We called a few of the Hyatt properties directly to see if there was any availability. The Park Hyatt (of “Lost in Translation” fame) was very kind and recognized that we had stayed there before. They made us an offer to stay for the entire period for only $2000/night (excluding tax and service fee), advance payment, and no refund. To quote Kai Ryssdal, “Let’s do the numbers!” That’s a whopping $36,000. So, that’s a big NO.

The issue is definitely making the news

Fortunately, we have a backup plan, so we won’t be spending $36,000 (excluding tax and service fees) and we won’t be sleeping on the streets. However, it would be nice to find a room so we are not inconveniencing friends. Thanks in advance to the friend who has offered their home to us. There’s time, and rooms will get released, so we will keep looking.

Getting started

The schedule for Tokyo 2020 was announced on April 16, 2019, with ticket sales in Japan via lottery starting on the 9th of May through the 28th of May. On May 17th, we took a little “staycation” in Hollywood and part of the plan was to develop our strategy for tickets and spend a few hours looking at the schedule and coordinating what we wanted.

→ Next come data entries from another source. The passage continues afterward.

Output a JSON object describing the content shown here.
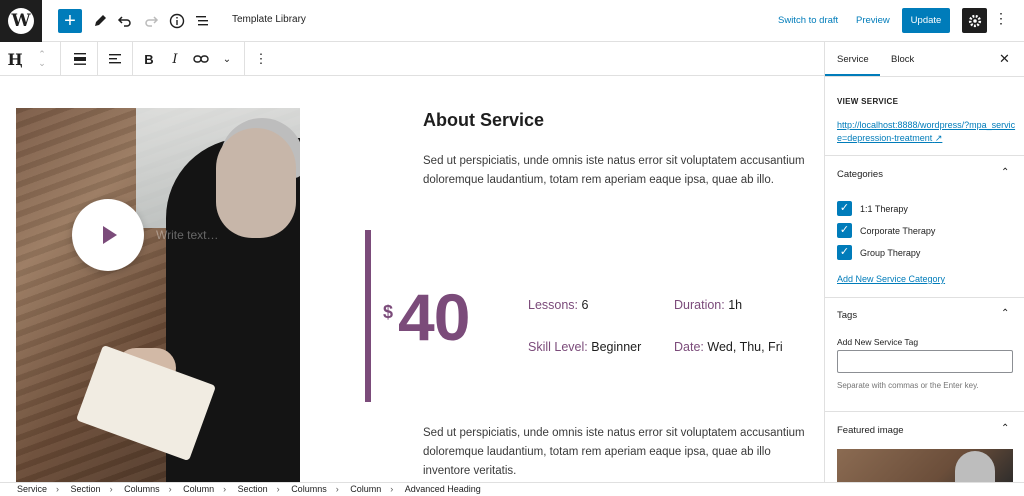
{
  "topbar": {
    "logo": "W",
    "document_title": "Template Library",
    "switch_to_draft": "Switch to draft",
    "preview": "Preview",
    "update": "Update"
  },
  "block_toolbar": {
    "block_icon": "Ⱨ"
  },
  "content": {
    "write_placeholder": "Write text…",
    "heading": "About Service",
    "paragraph1": "Sed ut perspiciatis, unde omnis iste natus error sit voluptatem accusantium doloremque laudantium, totam rem aperiam eaque ipsa, quae ab illo.",
    "price_currency": "$",
    "price_value": "40",
    "lessons_label": "Lessons:",
    "lessons_value": "6",
    "duration_label": "Duration:",
    "duration_value": "1h",
    "skill_label": "Skill Level:",
    "skill_value": "Beginner",
    "date_label": "Date:",
    "date_value": "Wed, Thu, Fri",
    "paragraph2": "Sed ut perspiciatis, unde omnis iste natus error sit voluptatem accusantium doloremque laudantium, totam rem aperiam eaque ipsa, quae ab illo inventore veritatis.",
    "accent_color": "#7b4b7a"
  },
  "breadcrumbs": [
    "Service",
    "Section",
    "Columns",
    "Column",
    "Section",
    "Columns",
    "Column",
    "Advanced Heading"
  ],
  "sidebar": {
    "tab_service": "Service",
    "tab_block": "Block",
    "view_service_label": "VIEW SERVICE",
    "view_service_url": "http://localhost:8888/wordpress/?mpa_service=depression-treatment",
    "categories_heading": "Categories",
    "categories": [
      {
        "label": "1:1 Therapy",
        "checked": true
      },
      {
        "label": "Corporate Therapy",
        "checked": true
      },
      {
        "label": "Group Therapy",
        "checked": true
      }
    ],
    "add_category": "Add New Service Category",
    "tags_heading": "Tags",
    "add_tag_label": "Add New Service Tag",
    "tag_help": "Separate with commas or the Enter key.",
    "featured_heading": "Featured image"
  }
}
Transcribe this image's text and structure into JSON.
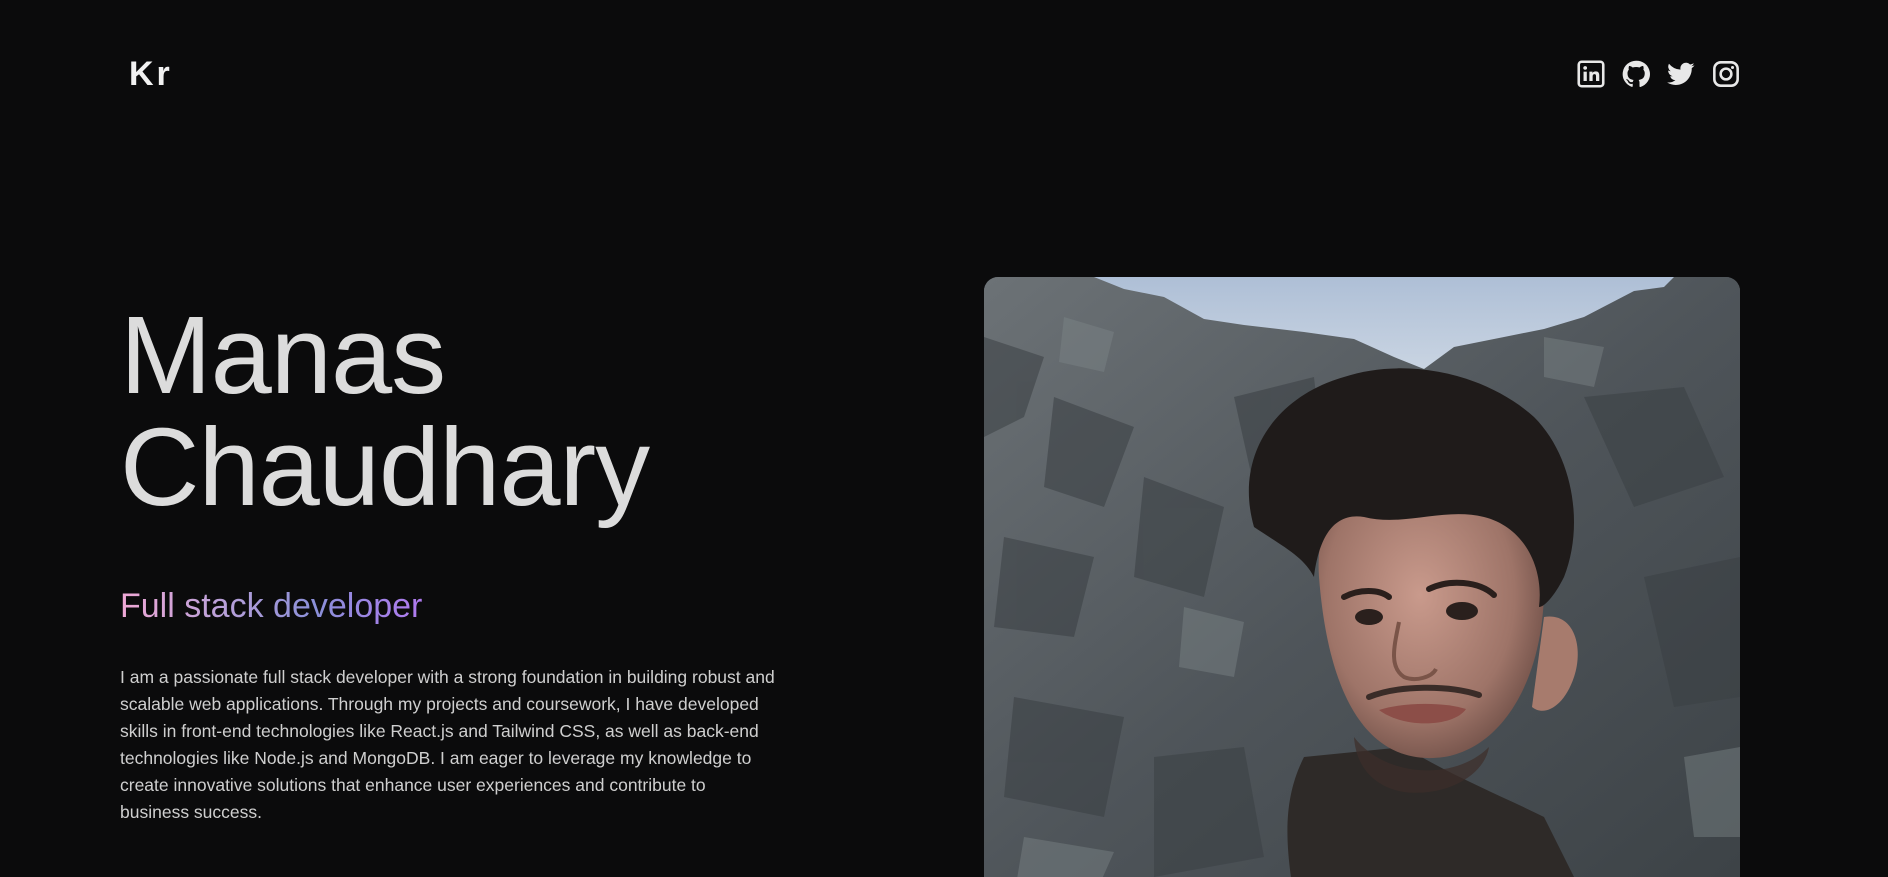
{
  "header": {
    "logo": "Kr",
    "socials": [
      {
        "icon": "linkedin-icon"
      },
      {
        "icon": "github-icon"
      },
      {
        "icon": "twitter-icon"
      },
      {
        "icon": "instagram-icon"
      }
    ]
  },
  "hero": {
    "first_name": "Manas",
    "last_name": "Chaudhary",
    "role": "Full stack developer",
    "bio": "I am a passionate full stack developer with a strong foundation in building robust and scalable web applications. Through my projects and coursework, I have developed skills in front-end technologies like React.js and Tailwind CSS, as well as back-end technologies like Node.js and MongoDB. I am eager to leverage my knowledge to create innovative solutions that enhance user experiences and contribute to business success."
  },
  "colors": {
    "background": "#0b0b0c",
    "text": "#dcdcdc",
    "gradient_start": "#f0a8d6",
    "gradient_end": "#b07af0"
  }
}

Then we looked at the schedule. The schedule on the official website is cool, but not that easy for planning. The English website has the following table, where you need to drill down to get the details.

The US supplier of tickets provided a PDF of the schedule, which, when downloaded, was 78 pages. Here’s an excerpt of the CoSport PDF… note the header is only on the first sheet. Everyone knows to “repeat header.”

Clearly a “few hours” was not going to be enough. How would we coordinate this?  We started writing down what we were interested in on a daily basis, and thought we’d go back and compare our notes to get a compiled list. In the early days of the competition period, the number of events is a lot. We also knew that any ticket request would have a low success rate, so we needed to choose multiple events and have a strategy on overlaps. It didn’t take long for us to realize that a quick review with notes was not going to work. I thought what every good engineer who occasionally has to manipulate data thought – Excel.

Around this time a British guy working for my French supplier on a project in the UAE introduced me to Notepad++. He told me it would change my life. Little did I know at the time how right he was. Converting a properly formatted table into PDF is not that hard, but this was not a well formatted table. Somehow, though, I was able to manipulate the PDF into an Excel spreadsheet with Notepad++ tools and some manual fixes. Thankfully this gave us a method of reviewing and strategizing.

I created a column for each of us to note whether or not we were interested in an event, then I was able to sort on those that one or both of us were interested in, then we jointly agreed on the tickets we would pursue, assigned a priority, and then designated whose application would request the ticket.

Then we applied that to our proprietary ticket purchase plan and started our journey. If we had “won” every ticket we requested, it would have been about $19,000. We knew we would not get every ticket. In the end, we didn’t come close. Tomo continues to monitor a site that announces ticket releases, and so we’ve been able to add events over time. Still no opening or closing ceremonies, but we will have plenty to make the trip worthwhile.


And now the reason for the blog

When Tokyo was announced as the host city of the 2020 Summer Olympics on September 7, 2013, Tomo and I decided that we would go to the Olympics. We’ve held that promise to ourselves, and we are going. Airplane tickets are purchased, event tickets have been lined up, and somehow we’ll figure out where we can stay. We have a backup plan, so that’s good.

I want to document the experience, and considering my previous post about social media, I don’t really think Facebook is the way to do it. I have a specific Instagram account just for the Olympics, but I want the narrative. Like my previous blog, I can imagine that this blog will help me collect the memories and then help me recollect them later. That’s the plan. You can join us as well.